    It was more difficult if it was impossible to see if the baby was a changeling. But if suddenly there were two babies in the cradle then there was really panic among the women. Which one was a changeling? Such cases are told in both Scandinavia and Germany. There was an advice to find out which child was a changeling. A wild foal was fetched. The two babies were laid upon the ground, shrouded in a cloth and the foal sniffed to them. The foal sniffed to one child and wanted to lick it, but when it sniffed to the other child, it became quite wild and crazy and wanted to kick it. There was no doubt who was the changeling! But before anyone could do anything a tall woman came along, took the changeling and disappeared.

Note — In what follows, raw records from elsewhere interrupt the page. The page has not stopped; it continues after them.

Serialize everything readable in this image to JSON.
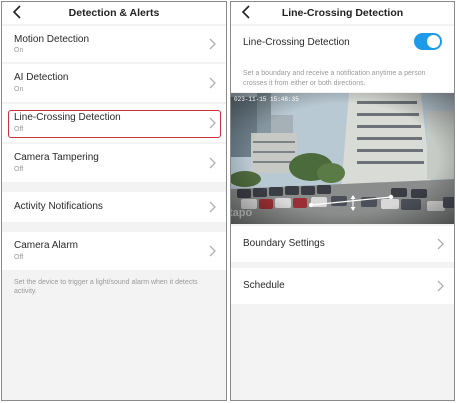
{
  "left_screen": {
    "title": "Detection & Alerts",
    "items": [
      {
        "label": "Motion Detection",
        "status": "On"
      },
      {
        "label": "AI Detection",
        "status": "On"
      },
      {
        "label": "Line-Crossing Detection",
        "status": "Off"
      },
      {
        "label": "Camera Tampering",
        "status": "Off"
      },
      {
        "label": "Activity Notifications",
        "status": ""
      },
      {
        "label": "Camera Alarm",
        "status": "Off"
      }
    ],
    "footnote": "Set the device to trigger a light/sound alarm when it detects activity."
  },
  "right_screen": {
    "title": "Line-Crossing Detection",
    "toggle_label": "Line-Crossing Detection",
    "toggle_state": "on",
    "description": "Set a boundary and receive a notification anytime a person crosses it from either or both directions.",
    "camera_timestamp": "023-11-15 15:48:35",
    "camera_watermark": "tapo",
    "items": [
      {
        "label": "Boundary Settings"
      },
      {
        "label": "Schedule"
      }
    ]
  },
  "colors": {
    "accent": "#1e9be8",
    "highlight": "#c8323c",
    "background": "#f3f3f3"
  },
  "icons": {
    "back": "chevron-left-icon",
    "row": "chevron-right-icon"
  }
}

    Delivery room, 16th century.
    If the watch-women and the parents had found out that the baby was a changeling, they had to mistreat it so forcefully that the true parents, the trolls, had pity and took it back. So the women whipped the little monster, they spit on it and swept it out of the house with the dust rubbish , they pretended they wanted to burn it in the hot oven -  but sometimes the changeling in the shape of a little guy, run off himself, he curled up and roll along up hills and down valley - or else it might happen that an old man or woman showed up, took the changeling and put the human baby in the cradle instead. Such strange stories are told from Germany, England, Scotland and Ireland.

    With all these terrible dangers it was no wonder that the parents wanted to baptize their baby as soon as possible, and it was usual at that time that a baptismal came soon after the birth.  People considered the baptismal like a new life where the child was dressed in some kind of armour. The child was hardened they said. This expression was still used in the 19th century.

    * changeling, Danish word: skifting. 

    Dagligt liv i Norden i det 16 århundrede, Troels fr. Troels-Lund, 1914-1915, Tema: Danish Literature, Middle Ages. .

    Tuesday, November 03, 2015

    A Misty Day in November...

    When the farmers had done the slaughter, they examined the spleen of the slaughtered animal. They were convinced this would tell them a lot about the weather to come. .

    Nove means nine. November month origins from the old Roman calendar of king Numa Pompilius ab. 500 bc. At that time the Roman year started with the month of March, which made November the ninth month. When the Gregorian calendar was introduced, the year started with January, which brought disturbance in the old numerical order.! 

    Aalsø kirke, Djursland

    November is dark, but a landscape swept in a haze is like a landscape from a fairy tale, a mysterious place where everything can happen. This is a landscape which a movie director could use in Lord of the Ring or in a movie about the legendary King Arthur. 

    Yes, the landscape is swept in grey shades but when the sun suddenly comes through, it reveals a beautiful golden tree upon a hilltop. Such is the weather in autumn. Filled with surprise and beauty. 

    photo on a misty day at Djursland and Kolindsund November 2015: grethe bachmann